▶ Element data from apps and pages:
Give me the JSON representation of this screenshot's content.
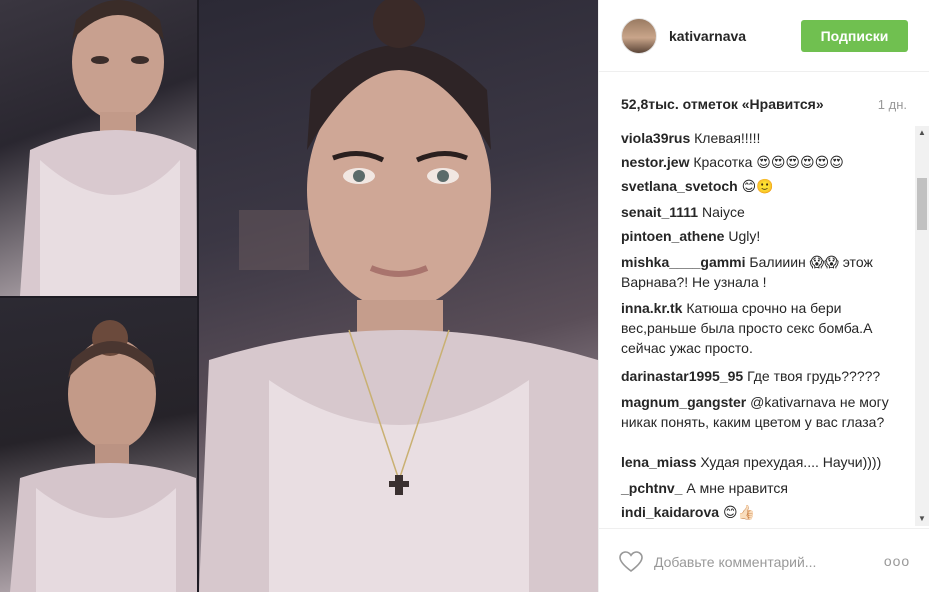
{
  "post": {
    "username": "kativarnava",
    "follow_label": "Подписки",
    "likes": "52,8тыс. отметок «Нравится»",
    "time": "1 дн."
  },
  "comments": [
    {
      "user": "viola39rus",
      "text": "Клевая!!!!!"
    },
    {
      "user": "nestor.jew",
      "text": "Красотка 😍😍😍😍😍😍"
    },
    {
      "user": "svetlana_svetoch",
      "text": "😊🙂"
    },
    {
      "user": "senait_1111",
      "text": "Naiyce"
    },
    {
      "user": "pintoen_athene",
      "text": "Ugly!"
    },
    {
      "user": "mishka____gammi",
      "text": "Балииин 😱😱 этож Варнава?! Не узнала !"
    },
    {
      "user": "inna.kr.tk",
      "text": "Катюша срочно на бери вес,раньше была просто секс бомба.А сейчас ужас просто."
    },
    {
      "user": "darinastar1995_95",
      "text": "Где твоя грудь?????"
    },
    {
      "user": "magnum_gangster",
      "text": "@kativarnava не могу никак понять, каким цветом у вас глаза?"
    },
    {
      "user": "lena_miass",
      "text": "Худая прехудая.... Научи))))"
    },
    {
      "user": "_pchtnv_",
      "text": "А мне нравится"
    },
    {
      "user": "indi_kaidarova",
      "text": "😊👍🏻"
    }
  ],
  "footer": {
    "placeholder": "Добавьте комментарий...",
    "more": "ooo"
  },
  "icons": {
    "heart": "heart-outline-icon",
    "more": "more-options-icon",
    "scroll_up": "scroll-up-arrow-icon",
    "scroll_down": "scroll-down-arrow-icon"
  },
  "colors": {
    "follow_button": "#70c050",
    "secondary_text": "#999999",
    "divider": "#efefef"
  }
}
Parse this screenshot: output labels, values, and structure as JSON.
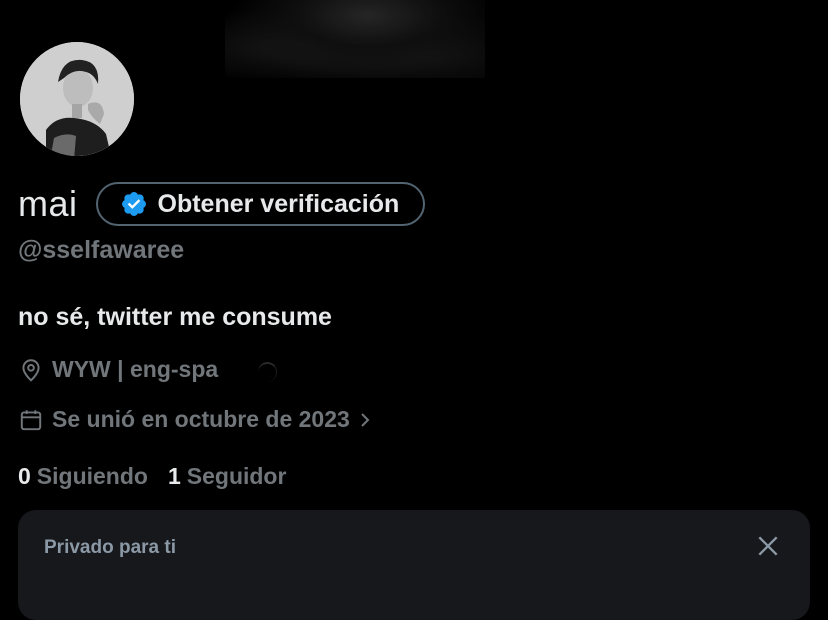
{
  "profile": {
    "display_name": "mai",
    "handle": "@sselfawaree",
    "bio": "no sé, twitter me consume",
    "location": "WYW | eng-spa",
    "joined": "Se unió en octubre de 2023",
    "verify_button_label": "Obtener verificación"
  },
  "stats": {
    "following_count": "0",
    "following_label": "Siguiendo",
    "followers_count": "1",
    "followers_label": "Seguidor"
  },
  "private_card": {
    "label": "Privado para ti"
  },
  "icons": {
    "verified": "verified-badge-icon",
    "location": "location-pin-icon",
    "calendar": "calendar-icon",
    "chevron": "chevron-right-icon",
    "close": "close-icon"
  },
  "colors": {
    "background": "#000000",
    "text_primary": "#e7e9ea",
    "text_secondary": "#71767b",
    "verified_blue": "#1d9bf0",
    "card_background": "#16181c"
  }
}
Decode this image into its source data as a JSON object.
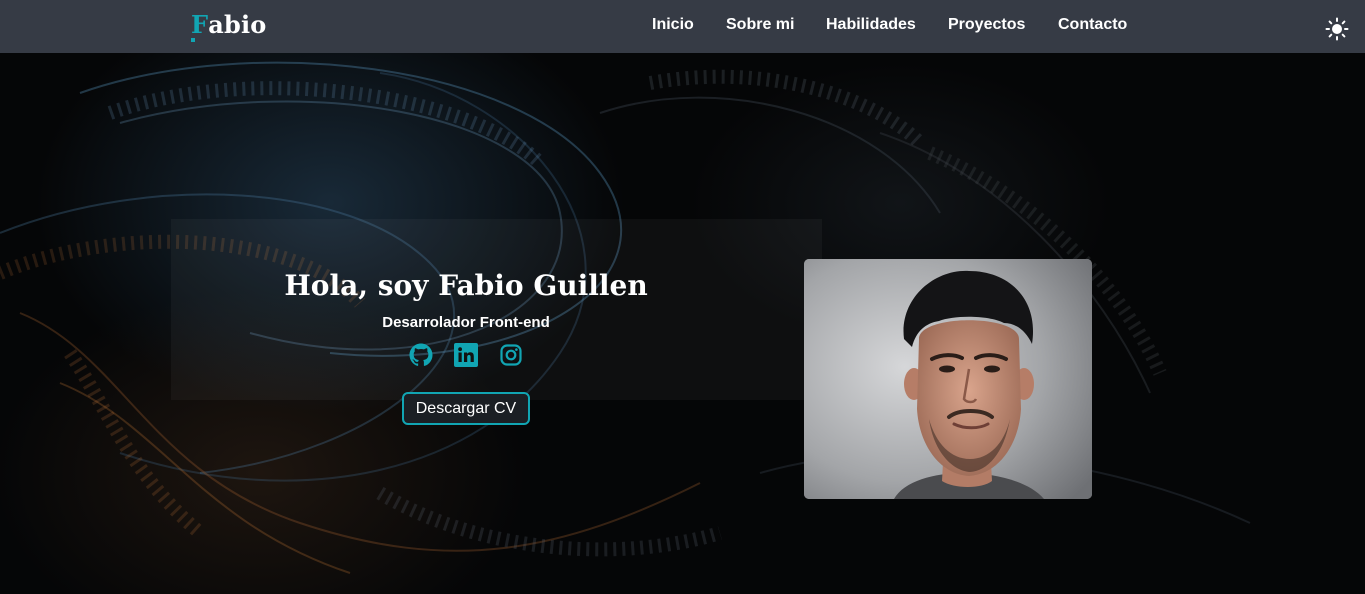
{
  "logo": {
    "first_letter": "F",
    "rest": "abio"
  },
  "nav": {
    "items": [
      {
        "label": "Inicio"
      },
      {
        "label": "Sobre mi"
      },
      {
        "label": "Habilidades"
      },
      {
        "label": "Proyectos"
      },
      {
        "label": "Contacto"
      }
    ],
    "theme_toggle_icon": "sun-icon"
  },
  "hero": {
    "title": "Hola, soy Fabio Guillen",
    "subtitle": "Desarrolador Front-end",
    "socials": [
      {
        "name": "github-icon"
      },
      {
        "name": "linkedin-icon"
      },
      {
        "name": "instagram-icon"
      }
    ],
    "cv_button": "Descargar CV",
    "photo": "profile-photo"
  },
  "colors": {
    "accent": "#11a5b3",
    "navbar": "#363b45",
    "text": "#ffffff"
  }
}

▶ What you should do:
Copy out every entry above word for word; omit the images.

▶ The completed task:
Give me the JSON representation of this screenshot's content.
{
  "post": {
    "username": "kativarnava",
    "follow_label": "Подписки",
    "likes": "52,8тыс. отметок «Нравится»",
    "time": "1 дн."
  },
  "comments": [
    {
      "user": "viola39rus",
      "text": "Клевая!!!!!"
    },
    {
      "user": "nestor.jew",
      "text": "Красотка 😍😍😍😍😍😍"
    },
    {
      "user": "svetlana_svetoch",
      "text": "😊🙂"
    },
    {
      "user": "senait_1111",
      "text": "Naiyce"
    },
    {
      "user": "pintoen_athene",
      "text": "Ugly!"
    },
    {
      "user": "mishka____gammi",
      "text": "Балииин 😱😱 этож Варнава?! Не узнала !"
    },
    {
      "user": "inna.kr.tk",
      "text": "Катюша срочно на бери вес,раньше была просто секс бомба.А сейчас ужас просто."
    },
    {
      "user": "darinastar1995_95",
      "text": "Где твоя грудь?????"
    },
    {
      "user": "magnum_gangster",
      "text": "@kativarnava не могу никак понять, каким цветом у вас глаза?"
    },
    {
      "user": "lena_miass",
      "text": "Худая прехудая.... Научи))))"
    },
    {
      "user": "_pchtnv_",
      "text": "А мне нравится"
    },
    {
      "user": "indi_kaidarova",
      "text": "😊👍🏻"
    }
  ],
  "footer": {
    "placeholder": "Добавьте комментарий...",
    "more": "ooo"
  },
  "icons": {
    "heart": "heart-outline-icon",
    "more": "more-options-icon",
    "scroll_up": "scroll-up-arrow-icon",
    "scroll_down": "scroll-down-arrow-icon"
  },
  "colors": {
    "follow_button": "#70c050",
    "secondary_text": "#999999",
    "divider": "#efefef"
  }
}
Parse this screenshot: output labels, values, and structure as JSON.
{
  "profile": {
    "display_name": "mai",
    "handle": "@sselfawaree",
    "bio": "no sé, twitter me consume",
    "location": "WYW | eng-spa",
    "joined": "Se unió en octubre de 2023",
    "verify_button_label": "Obtener verificación"
  },
  "stats": {
    "following_count": "0",
    "following_label": "Siguiendo",
    "followers_count": "1",
    "followers_label": "Seguidor"
  },
  "private_card": {
    "label": "Privado para ti"
  },
  "icons": {
    "verified": "verified-badge-icon",
    "location": "location-pin-icon",
    "calendar": "calendar-icon",
    "chevron": "chevron-right-icon",
    "close": "close-icon"
  },
  "colors": {
    "background": "#000000",
    "text_primary": "#e7e9ea",
    "text_secondary": "#71767b",
    "verified_blue": "#1d9bf0",
    "card_background": "#16181c"
  }
}
Decode this image into its source data as a JSON object.
{
  "logo": {
    "first_letter": "F",
    "rest": "abio"
  },
  "nav": {
    "items": [
      {
        "label": "Inicio"
      },
      {
        "label": "Sobre mi"
      },
      {
        "label": "Habilidades"
      },
      {
        "label": "Proyectos"
      },
      {
        "label": "Contacto"
      }
    ],
    "theme_toggle_icon": "sun-icon"
  },
  "hero": {
    "title": "Hola, soy Fabio Guillen",
    "subtitle": "Desarrolador Front-end",
    "socials": [
      {
        "name": "github-icon"
      },
      {
        "name": "linkedin-icon"
      },
      {
        "name": "instagram-icon"
      }
    ],
    "cv_button": "Descargar CV",
    "photo": "profile-photo"
  },
  "colors": {
    "accent": "#11a5b3",
    "navbar": "#363b45",
    "text": "#ffffff"
  }
}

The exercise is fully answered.